▶ _Task item_: The required answer is a copy of each line in the entries below that includes "label".

▶ _Extracted data_:
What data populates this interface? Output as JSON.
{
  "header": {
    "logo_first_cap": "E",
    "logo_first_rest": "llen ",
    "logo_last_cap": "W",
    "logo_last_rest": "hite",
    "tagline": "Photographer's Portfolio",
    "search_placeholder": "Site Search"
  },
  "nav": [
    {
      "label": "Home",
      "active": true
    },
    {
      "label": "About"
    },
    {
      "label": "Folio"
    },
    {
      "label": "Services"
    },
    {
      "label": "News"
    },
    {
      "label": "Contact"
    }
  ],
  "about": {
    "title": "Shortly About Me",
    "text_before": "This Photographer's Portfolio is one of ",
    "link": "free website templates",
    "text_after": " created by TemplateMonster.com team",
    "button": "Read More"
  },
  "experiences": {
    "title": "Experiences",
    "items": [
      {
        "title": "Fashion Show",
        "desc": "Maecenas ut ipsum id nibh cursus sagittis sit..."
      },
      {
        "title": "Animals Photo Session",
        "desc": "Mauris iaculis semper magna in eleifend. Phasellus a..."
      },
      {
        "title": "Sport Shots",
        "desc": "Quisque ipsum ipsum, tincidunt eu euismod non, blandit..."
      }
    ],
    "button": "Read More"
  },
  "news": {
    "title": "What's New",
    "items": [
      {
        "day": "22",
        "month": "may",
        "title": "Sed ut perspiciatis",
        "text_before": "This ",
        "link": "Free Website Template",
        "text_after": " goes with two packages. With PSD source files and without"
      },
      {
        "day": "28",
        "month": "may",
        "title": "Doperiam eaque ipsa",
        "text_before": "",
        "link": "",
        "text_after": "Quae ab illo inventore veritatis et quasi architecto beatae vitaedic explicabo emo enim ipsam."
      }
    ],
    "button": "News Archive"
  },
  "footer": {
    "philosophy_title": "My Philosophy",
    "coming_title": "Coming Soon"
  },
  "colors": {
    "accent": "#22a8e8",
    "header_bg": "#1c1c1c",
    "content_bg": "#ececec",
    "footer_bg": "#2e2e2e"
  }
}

▶ _Completed exercise_:
      "label": "Home",
      "label": "About"
      "label": "Folio"
      "label": "Services"
      "label": "News"
      "label": "Contact"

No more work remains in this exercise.